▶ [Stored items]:
--- START ---

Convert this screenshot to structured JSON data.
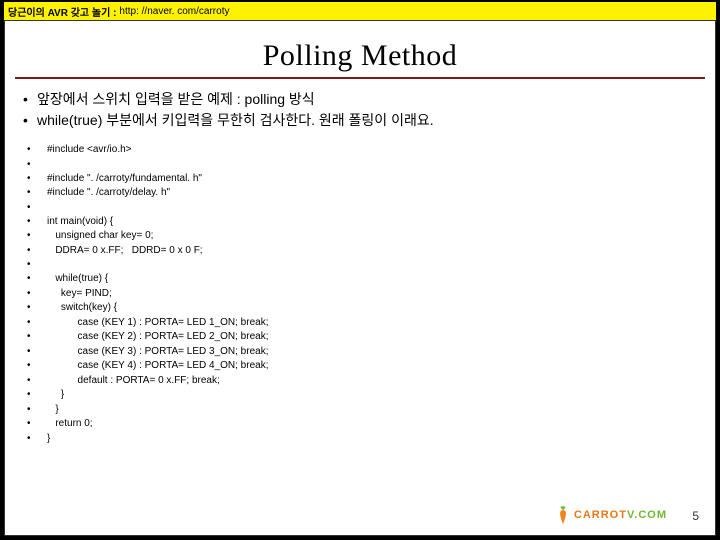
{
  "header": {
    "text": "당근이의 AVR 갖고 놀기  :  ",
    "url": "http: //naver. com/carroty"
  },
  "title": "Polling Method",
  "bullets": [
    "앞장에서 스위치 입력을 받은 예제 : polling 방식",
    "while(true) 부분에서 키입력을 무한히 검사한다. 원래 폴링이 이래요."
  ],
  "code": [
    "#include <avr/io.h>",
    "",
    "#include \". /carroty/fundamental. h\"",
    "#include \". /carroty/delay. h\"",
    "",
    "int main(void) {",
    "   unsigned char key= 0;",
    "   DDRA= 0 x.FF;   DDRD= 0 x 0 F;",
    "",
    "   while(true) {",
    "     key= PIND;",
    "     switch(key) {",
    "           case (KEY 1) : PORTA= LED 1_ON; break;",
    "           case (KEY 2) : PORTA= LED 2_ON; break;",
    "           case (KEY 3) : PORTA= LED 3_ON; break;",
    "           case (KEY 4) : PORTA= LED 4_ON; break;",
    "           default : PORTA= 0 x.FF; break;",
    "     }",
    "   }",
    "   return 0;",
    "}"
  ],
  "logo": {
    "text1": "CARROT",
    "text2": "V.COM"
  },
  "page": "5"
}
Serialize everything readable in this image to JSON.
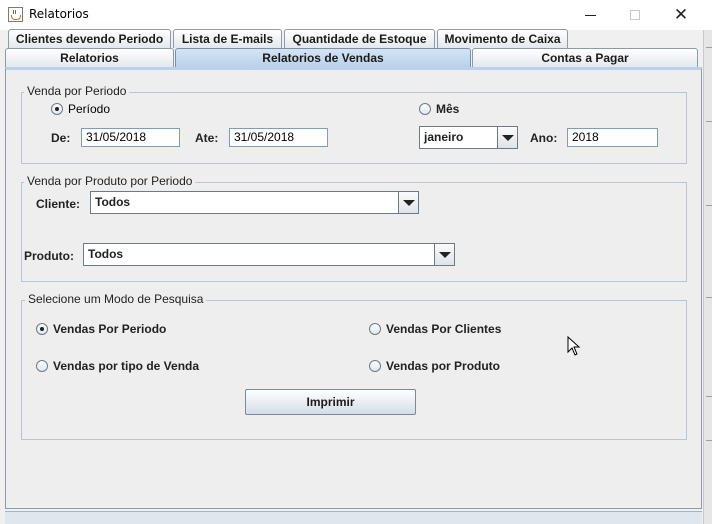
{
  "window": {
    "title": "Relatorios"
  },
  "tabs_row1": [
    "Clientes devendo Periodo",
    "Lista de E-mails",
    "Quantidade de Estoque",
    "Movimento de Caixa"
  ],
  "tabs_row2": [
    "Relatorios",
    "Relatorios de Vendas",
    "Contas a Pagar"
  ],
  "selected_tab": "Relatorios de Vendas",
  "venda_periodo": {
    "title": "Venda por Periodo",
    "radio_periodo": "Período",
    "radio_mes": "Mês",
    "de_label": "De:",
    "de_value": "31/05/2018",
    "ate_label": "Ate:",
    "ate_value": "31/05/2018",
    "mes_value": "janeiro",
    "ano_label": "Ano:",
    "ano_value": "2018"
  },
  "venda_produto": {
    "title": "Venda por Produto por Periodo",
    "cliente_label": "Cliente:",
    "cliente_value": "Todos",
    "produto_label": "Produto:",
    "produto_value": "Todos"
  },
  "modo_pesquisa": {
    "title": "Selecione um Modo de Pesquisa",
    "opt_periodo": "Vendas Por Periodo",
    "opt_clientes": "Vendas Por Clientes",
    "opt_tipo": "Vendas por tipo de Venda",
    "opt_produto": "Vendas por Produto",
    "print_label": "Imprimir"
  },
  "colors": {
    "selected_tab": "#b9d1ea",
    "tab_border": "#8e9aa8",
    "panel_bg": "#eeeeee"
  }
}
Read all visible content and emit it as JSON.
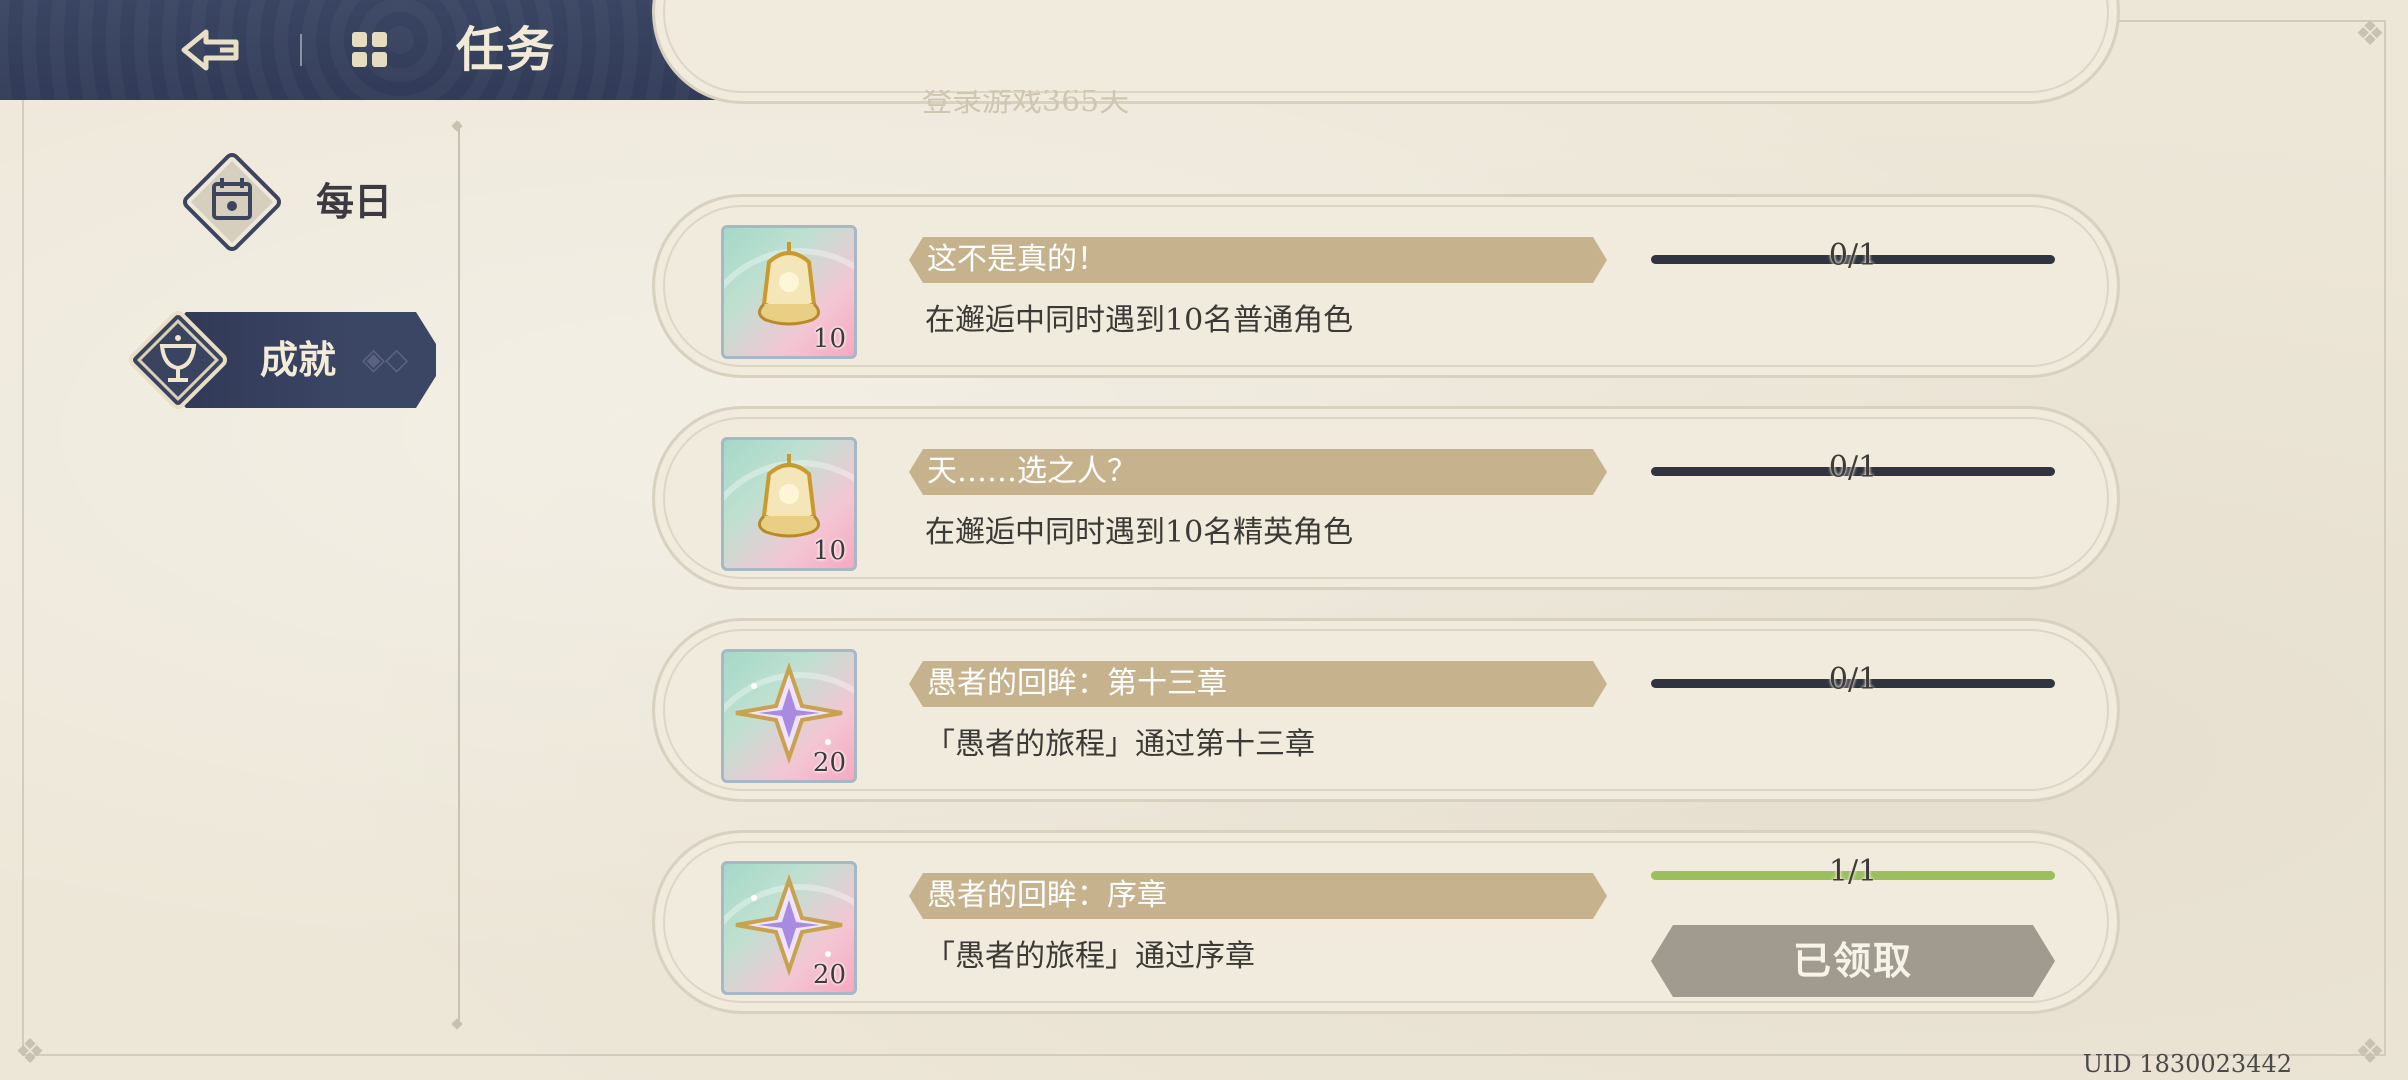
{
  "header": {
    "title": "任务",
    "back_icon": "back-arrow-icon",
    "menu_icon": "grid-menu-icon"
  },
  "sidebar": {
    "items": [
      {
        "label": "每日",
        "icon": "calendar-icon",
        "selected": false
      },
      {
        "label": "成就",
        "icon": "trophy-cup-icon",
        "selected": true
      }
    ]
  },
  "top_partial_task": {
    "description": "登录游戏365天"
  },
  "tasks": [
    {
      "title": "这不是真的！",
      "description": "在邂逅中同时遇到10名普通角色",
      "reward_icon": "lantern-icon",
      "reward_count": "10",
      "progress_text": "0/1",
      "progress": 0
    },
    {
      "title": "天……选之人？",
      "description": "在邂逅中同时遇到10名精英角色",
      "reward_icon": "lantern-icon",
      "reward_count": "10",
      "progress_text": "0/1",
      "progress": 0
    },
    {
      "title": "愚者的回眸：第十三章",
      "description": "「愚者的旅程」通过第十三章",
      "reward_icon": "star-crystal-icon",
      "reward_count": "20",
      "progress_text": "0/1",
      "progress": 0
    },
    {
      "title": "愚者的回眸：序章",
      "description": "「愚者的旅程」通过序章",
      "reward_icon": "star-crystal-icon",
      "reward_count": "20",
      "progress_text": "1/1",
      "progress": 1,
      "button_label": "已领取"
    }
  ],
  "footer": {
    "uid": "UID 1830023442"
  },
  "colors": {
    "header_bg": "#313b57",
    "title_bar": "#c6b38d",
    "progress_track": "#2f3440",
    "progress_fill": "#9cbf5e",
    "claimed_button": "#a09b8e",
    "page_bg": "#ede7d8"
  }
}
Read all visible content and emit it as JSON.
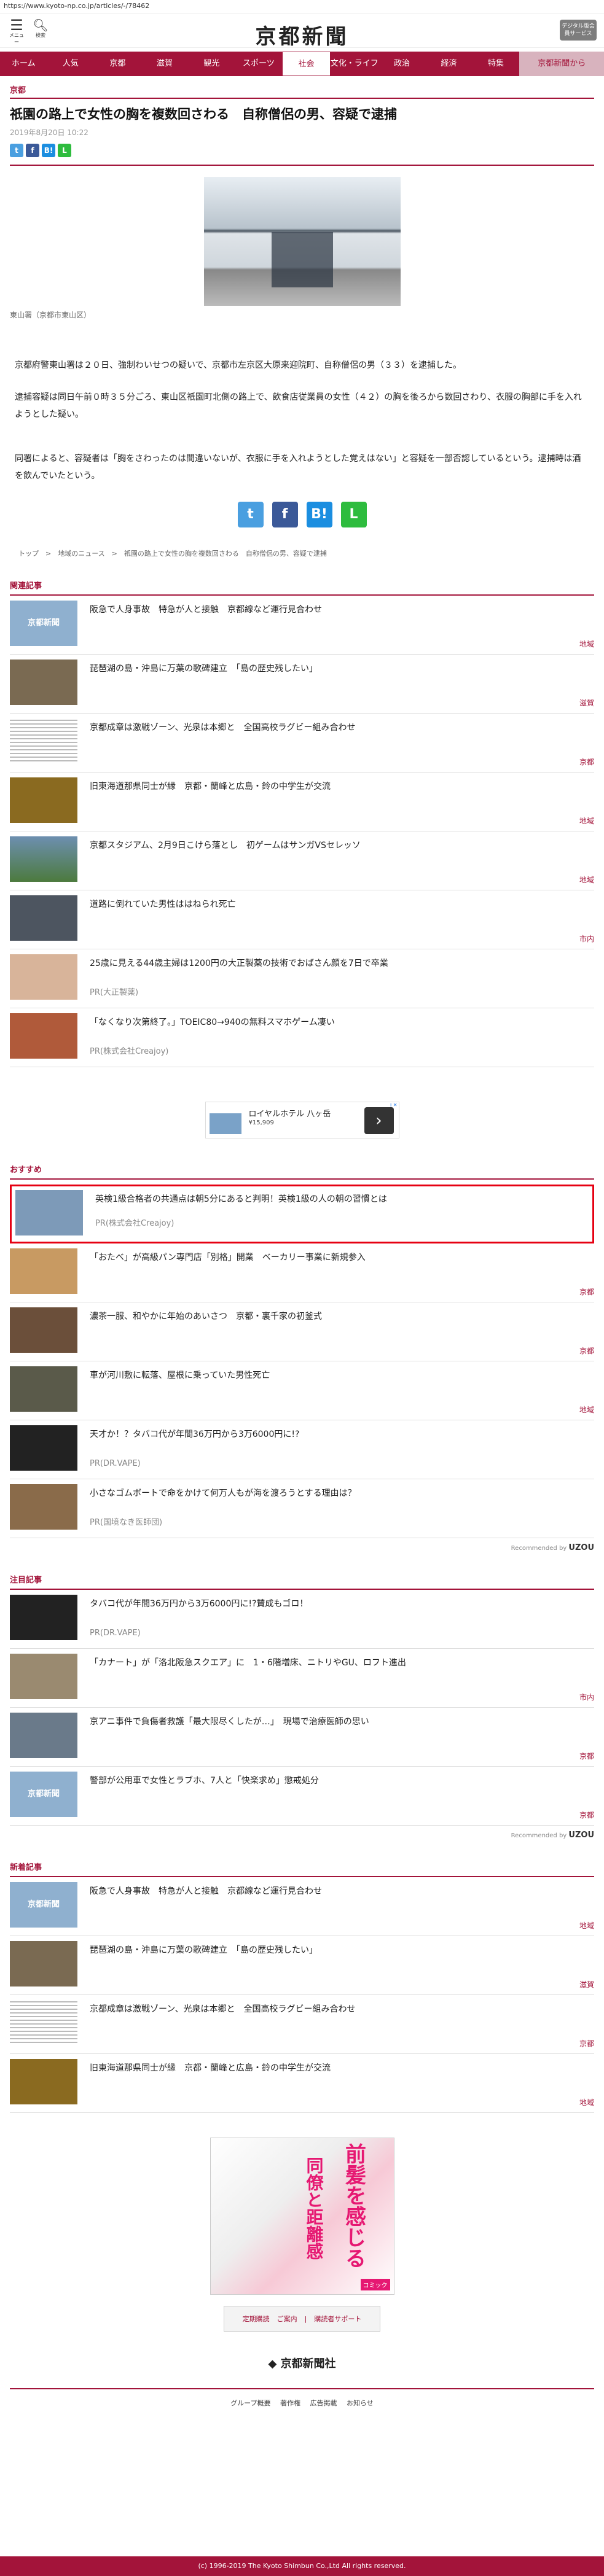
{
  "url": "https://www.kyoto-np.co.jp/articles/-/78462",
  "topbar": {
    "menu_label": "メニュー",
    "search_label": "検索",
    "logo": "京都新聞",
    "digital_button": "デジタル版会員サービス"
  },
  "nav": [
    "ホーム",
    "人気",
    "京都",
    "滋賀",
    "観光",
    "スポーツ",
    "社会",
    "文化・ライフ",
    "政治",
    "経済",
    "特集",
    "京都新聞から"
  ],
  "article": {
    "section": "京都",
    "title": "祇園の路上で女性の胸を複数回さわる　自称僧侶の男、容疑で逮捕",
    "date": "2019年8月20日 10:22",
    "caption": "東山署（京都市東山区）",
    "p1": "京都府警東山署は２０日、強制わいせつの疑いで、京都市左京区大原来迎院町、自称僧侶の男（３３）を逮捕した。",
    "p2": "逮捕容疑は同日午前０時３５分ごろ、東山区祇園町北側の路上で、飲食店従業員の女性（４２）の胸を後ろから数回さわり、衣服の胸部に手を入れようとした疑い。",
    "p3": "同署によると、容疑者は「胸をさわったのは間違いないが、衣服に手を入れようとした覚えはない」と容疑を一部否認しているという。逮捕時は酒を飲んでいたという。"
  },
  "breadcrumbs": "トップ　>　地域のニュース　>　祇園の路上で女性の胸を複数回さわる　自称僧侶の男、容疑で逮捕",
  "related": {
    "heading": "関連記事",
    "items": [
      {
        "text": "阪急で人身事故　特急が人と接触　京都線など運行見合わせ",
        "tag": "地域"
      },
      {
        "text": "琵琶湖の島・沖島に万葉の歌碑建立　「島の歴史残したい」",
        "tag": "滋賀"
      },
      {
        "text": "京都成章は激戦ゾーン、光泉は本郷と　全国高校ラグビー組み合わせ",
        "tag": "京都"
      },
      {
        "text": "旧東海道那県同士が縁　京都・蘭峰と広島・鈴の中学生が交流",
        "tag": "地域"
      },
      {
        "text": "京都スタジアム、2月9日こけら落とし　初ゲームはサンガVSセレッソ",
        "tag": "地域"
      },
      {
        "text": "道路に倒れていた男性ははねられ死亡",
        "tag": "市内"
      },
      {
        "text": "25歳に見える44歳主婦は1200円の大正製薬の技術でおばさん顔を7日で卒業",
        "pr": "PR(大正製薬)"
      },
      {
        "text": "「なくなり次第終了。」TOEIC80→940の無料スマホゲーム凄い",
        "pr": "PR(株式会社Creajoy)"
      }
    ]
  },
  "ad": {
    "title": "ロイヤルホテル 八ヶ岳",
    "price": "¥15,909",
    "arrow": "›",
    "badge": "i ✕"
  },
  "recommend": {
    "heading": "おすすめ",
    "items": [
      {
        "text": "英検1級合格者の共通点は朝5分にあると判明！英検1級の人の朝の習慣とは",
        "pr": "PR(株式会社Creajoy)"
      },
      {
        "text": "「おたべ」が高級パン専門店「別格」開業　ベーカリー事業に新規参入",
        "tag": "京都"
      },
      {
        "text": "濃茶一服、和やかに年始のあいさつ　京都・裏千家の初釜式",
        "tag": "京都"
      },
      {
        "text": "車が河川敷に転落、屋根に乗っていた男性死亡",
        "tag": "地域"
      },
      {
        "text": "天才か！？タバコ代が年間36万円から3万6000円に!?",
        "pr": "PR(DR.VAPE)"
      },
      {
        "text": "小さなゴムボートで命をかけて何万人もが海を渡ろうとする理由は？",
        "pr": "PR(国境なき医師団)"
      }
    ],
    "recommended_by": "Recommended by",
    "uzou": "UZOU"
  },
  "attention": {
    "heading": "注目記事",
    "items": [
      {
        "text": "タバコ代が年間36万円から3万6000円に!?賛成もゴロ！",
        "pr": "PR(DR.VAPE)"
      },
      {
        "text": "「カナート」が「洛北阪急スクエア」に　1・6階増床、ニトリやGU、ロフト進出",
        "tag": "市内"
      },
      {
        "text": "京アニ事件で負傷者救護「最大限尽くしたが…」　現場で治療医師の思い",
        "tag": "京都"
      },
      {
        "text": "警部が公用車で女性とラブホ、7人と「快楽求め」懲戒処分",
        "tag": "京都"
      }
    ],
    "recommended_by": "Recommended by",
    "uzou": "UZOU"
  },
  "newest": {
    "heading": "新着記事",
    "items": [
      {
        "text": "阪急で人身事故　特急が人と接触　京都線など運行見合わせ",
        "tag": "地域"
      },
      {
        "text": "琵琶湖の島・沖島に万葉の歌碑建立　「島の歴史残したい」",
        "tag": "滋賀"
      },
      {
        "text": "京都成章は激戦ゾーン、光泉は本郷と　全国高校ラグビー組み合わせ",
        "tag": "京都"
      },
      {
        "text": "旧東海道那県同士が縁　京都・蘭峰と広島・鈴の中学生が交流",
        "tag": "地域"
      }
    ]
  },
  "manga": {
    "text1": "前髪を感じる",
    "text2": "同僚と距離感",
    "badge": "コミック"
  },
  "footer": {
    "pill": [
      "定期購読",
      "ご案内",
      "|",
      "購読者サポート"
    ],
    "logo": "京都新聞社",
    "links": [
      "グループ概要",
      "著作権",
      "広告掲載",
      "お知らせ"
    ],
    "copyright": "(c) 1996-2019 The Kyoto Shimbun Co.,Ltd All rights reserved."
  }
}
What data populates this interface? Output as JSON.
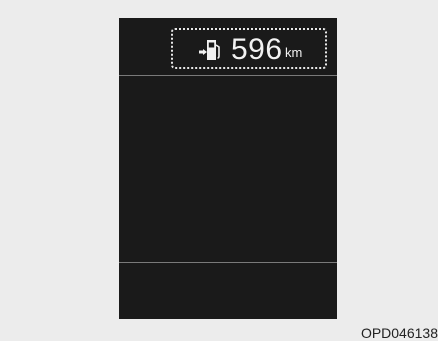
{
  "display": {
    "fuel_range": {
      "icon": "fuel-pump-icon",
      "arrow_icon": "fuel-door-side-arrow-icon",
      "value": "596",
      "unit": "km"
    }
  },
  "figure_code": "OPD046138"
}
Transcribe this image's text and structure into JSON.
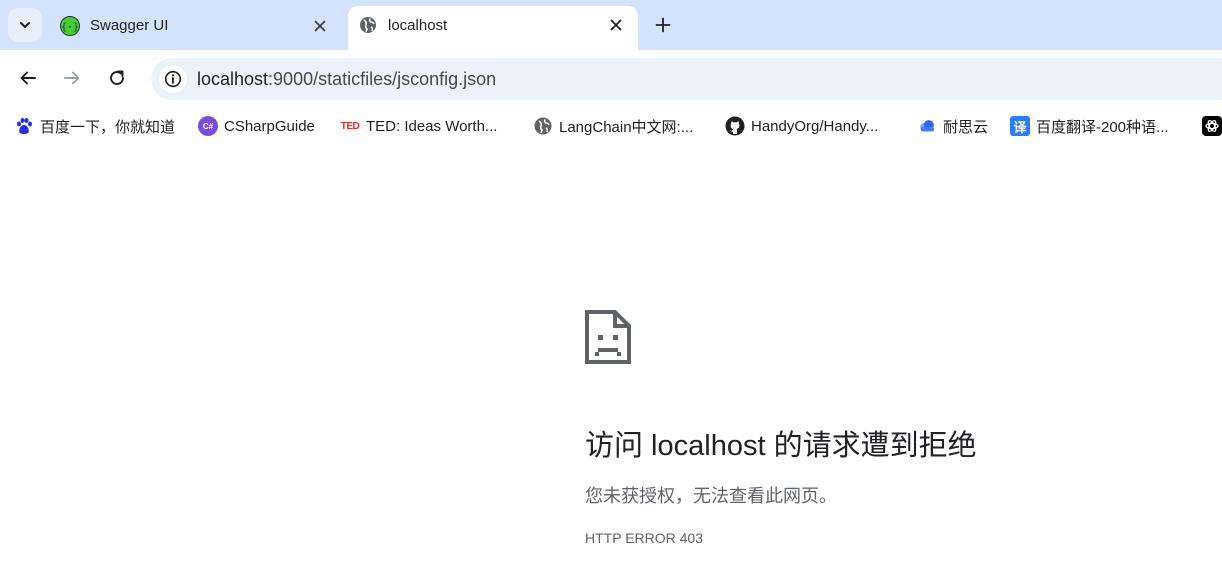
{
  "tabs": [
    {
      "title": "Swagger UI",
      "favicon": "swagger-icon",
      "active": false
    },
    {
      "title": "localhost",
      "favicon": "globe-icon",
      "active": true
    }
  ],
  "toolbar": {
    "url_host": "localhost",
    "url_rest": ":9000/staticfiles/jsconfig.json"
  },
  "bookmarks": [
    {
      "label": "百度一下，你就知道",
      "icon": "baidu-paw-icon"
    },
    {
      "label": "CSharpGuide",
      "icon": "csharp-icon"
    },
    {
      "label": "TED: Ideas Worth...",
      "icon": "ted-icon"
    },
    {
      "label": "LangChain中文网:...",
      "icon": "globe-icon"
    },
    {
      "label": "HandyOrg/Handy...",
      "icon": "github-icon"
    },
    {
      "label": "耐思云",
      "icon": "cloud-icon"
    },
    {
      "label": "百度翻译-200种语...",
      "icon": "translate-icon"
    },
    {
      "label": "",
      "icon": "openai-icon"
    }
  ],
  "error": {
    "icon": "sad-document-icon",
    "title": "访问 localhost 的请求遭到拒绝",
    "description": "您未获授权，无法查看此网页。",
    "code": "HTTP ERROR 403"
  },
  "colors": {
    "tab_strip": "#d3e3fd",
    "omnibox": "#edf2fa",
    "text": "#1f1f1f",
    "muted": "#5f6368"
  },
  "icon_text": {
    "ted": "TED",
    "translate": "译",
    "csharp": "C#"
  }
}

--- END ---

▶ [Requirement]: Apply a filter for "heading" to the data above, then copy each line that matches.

▶ [Solution]:
    "heading": "関連記事",
    "heading": "おすすめ",
    "heading": "注目記事",
    "heading": "新着記事",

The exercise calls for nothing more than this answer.